by Fr. Patrick Henry Reardon
It would be easy to suppose that the Gospels, because they fill the first pages of the New Testament, represent the earliest literary exercise in Christian biography. This is not the case, however; the Epistle to the Galatians predates the earliest of the Gospels (Mark) by more than a decade. And if we don’t think of Galatians as a work of Christian biography, we are not reading it very carefully.
The biographical aspect of Galatians is, of course, autobiographical. Indeed, it represents a special form of autobiography; it is a “personal apologetic.” It is Paul’s defense of his life and ministry, directed against those detractors who claimed he was no real apostle and possessed no valid teaching authority in the Church. To refute those detractors, Paul first appealed to the facts of his life, and that appeal began with the opening chapter of Galatians.
In his two earlier epistles—to the Thessalonians—Paul was content to identify himself simply as “Paul.” With Galatians, however, Paul started identifying himself as “Paul, an apostle of Jesus Christ,” sometimes with the addition of “by the will of God.”
This designation is emphatic in the case of Galatians, where he begins,
“Paul, an apostle, not from men nor through man, but through Jesus Christ and God the Father who raised Him from the dead . . .”

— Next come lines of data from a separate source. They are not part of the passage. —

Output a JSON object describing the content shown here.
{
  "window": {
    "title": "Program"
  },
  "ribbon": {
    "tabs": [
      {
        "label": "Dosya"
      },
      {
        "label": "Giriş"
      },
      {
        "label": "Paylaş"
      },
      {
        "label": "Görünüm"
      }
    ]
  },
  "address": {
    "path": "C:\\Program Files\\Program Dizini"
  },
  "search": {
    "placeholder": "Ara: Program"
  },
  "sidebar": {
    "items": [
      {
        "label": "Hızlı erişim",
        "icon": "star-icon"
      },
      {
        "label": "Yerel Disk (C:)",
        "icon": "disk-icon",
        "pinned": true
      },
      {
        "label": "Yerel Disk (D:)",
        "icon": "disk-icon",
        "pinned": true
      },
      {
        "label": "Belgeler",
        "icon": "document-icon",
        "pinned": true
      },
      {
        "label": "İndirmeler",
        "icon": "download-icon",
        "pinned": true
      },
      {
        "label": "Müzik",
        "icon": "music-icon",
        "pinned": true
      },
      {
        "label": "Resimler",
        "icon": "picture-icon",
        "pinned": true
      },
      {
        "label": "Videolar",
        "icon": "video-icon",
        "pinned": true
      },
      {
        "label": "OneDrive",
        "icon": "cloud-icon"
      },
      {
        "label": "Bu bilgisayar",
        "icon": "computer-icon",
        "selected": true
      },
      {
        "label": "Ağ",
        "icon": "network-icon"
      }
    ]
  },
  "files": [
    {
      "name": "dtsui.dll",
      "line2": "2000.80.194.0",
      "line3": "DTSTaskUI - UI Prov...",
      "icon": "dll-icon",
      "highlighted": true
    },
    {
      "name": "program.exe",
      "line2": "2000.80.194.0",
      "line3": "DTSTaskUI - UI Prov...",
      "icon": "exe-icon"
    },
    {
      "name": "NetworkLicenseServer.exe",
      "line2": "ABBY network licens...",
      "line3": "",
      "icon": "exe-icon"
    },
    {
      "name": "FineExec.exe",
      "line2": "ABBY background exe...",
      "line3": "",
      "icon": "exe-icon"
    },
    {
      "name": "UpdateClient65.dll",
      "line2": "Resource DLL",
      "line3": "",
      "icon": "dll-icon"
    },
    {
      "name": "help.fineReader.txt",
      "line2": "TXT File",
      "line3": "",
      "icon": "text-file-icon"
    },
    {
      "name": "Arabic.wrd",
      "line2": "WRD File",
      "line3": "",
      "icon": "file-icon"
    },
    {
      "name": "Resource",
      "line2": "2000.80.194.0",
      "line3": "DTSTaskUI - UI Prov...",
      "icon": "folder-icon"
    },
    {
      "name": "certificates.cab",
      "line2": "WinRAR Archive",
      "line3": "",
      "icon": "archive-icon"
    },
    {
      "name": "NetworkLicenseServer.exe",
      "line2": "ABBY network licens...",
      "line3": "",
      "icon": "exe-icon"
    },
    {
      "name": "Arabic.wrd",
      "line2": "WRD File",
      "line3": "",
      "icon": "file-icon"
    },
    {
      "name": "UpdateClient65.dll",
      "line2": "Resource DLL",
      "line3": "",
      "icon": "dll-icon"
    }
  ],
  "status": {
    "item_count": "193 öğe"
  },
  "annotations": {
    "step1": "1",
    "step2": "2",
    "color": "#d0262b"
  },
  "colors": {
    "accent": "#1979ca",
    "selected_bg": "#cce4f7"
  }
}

The point of Paul’s insistence here is that his connection to Jesus is immediate—
“that the gospel which was preached by me is not according to man. For I neither received it from man, nor was I taught but through the revelation of Jesus Christ.”
It is in support of this apologetic claim that Paul turns to autobiography, reminding his readers how he started as a seriously observant Jew—even to the level of persecuting Christians. However, this all stopped, says Paul, “when it pleased God, who separated me from my mother’s womb and called me through His grace, to reveal His Son in me.”
This autobiographical comment, which is the first extant account of a Christian’s conversion, is significant in several ways:
First, although Paul was certainly not the first convert, he was the first to write about his conversion. Christian literary reflection did not begin with the biography of Jesus but with the testimony of a believer’s internal and existential conviction.
Second, even though Paul—as far as we can determine—never knew Jesus “in the days of his flesh,” he considered his knowledge of the Savior not one whit inferior to that of the original apostolic band.
Third, the defense of Paul’s ministry rested on an immediate, conscious, and existential certainty; it was inseparable from the transformation of his mind, initiated
“when it pleased God . . . to reveal His Son in me.”
Fourth, it was the very God of Israel—the God Paul always strove to serve—who revealed this Son. The revelation given in Jesus was not the disclosure of a God hitherto unknown. What was new was this God’s relationship to Jesus. It was because of Jesus that Paul could call this God
“our God and Father” (1:4).
Fifth, it was this “God and Father” who inwardly drew Paul to Jesus as His Son. Therefore, Jesus could say to Paul—as he said to Peter—
“flesh and blood has not revealed this to you, but my Father who is in heaven” (Matthew 16:17).
Jesus enunciated the principle involved in this revelation:
“No one can come to me unless the Father, who sent me, draws him” (John 6:44).
The Epistle to the Galatians is our earliest literary record of this perception, later elaborated in Christian theology: God’s design of, and gracious influence on, man’s conscience, so that he might be drawn to the knowledge of the Son.
Inquiring how God draws the human mind to His Son, William of St. Thierry answered,
“By creating in him and inspiring in him a free will by which he may freely choose that which he chooses; this is so that what he chooses rightly may be of his own volition. By God’s inspiration we make a voluntary assent of the mind . . . If you choose, you believe, but you do not choose unless you are drawn by the Father. And if you do choose, you are drawn by the Father” (The Mirror of Faith 4).
Before a single one of the Gospels was written, a theological controversy in Galatia prompted the Apostle Paul to examine his memory and conscience respecting the experience of his own conversion. The dynamic reality of the Gospel lived in the human conscience before it was consigned to writing.